As one might expect from an advocacy-oriented video, Valenza (2013) seems to me to present information relating to an ideal, perhaps even mythical, school library. I must admit that I have a hard time believing that school libraries and teacher librarians that meet all of those criteria all of the time exist. If they do, I find it hard to believe that those are the institutions losing out to funding cuts.
I think it is important to have media that promotes the cause of the school library and presents its strengths and potential and relationship to student achievement, creativity and wellbeing. Having access to propaganda such as Valenza’s video is useful, but I think that, as Todd (2015) points out, it is important to link those broad, sweeping generalities of information with real, relatable, local evidence.

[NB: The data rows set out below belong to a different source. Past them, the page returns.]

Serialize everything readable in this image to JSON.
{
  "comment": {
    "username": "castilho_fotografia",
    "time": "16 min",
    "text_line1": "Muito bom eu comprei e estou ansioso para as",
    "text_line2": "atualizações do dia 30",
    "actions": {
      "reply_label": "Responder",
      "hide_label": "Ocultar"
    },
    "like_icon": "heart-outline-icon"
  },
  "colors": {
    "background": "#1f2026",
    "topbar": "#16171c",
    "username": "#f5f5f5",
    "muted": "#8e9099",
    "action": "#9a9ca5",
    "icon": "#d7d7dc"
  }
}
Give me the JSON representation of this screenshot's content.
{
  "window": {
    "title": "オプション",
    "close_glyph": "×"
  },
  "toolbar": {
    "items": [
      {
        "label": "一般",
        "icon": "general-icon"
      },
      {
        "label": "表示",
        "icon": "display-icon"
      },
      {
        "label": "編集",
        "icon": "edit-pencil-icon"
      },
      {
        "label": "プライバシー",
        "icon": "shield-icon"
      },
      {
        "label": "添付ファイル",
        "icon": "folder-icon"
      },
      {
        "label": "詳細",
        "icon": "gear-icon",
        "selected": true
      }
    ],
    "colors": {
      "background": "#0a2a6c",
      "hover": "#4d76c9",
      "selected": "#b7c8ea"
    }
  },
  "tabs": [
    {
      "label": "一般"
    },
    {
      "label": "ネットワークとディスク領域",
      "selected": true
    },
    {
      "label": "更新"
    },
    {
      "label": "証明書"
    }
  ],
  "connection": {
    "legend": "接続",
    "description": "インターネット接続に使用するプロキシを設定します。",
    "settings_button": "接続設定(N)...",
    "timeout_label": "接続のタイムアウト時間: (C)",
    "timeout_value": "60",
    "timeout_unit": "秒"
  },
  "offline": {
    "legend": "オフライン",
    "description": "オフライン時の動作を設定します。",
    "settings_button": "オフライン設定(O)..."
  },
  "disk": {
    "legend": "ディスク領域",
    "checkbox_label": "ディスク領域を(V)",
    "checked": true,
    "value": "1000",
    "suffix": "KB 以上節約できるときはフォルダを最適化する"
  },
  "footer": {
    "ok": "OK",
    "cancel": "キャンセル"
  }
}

If you played that video for the parents at the school where I do most of my work and they started asking about the ability to borrow digital equipment or about 24/7 access to virtual library space, you would have a lot of quick-talking and backtracking to do! Valenza is a passionate advocate for school libraries, but she is American. Teacher librarians and school libraries in Australia need advocacy materials that ring true to an Australian context.
Todd, R.J. (2015) Evidence-based practice and school libraries. Knowledge Quest, 43(3), 8-15.
Valenza, J. (2013) School library story [Video file]. Retrieved from https://vimeo.com/82208025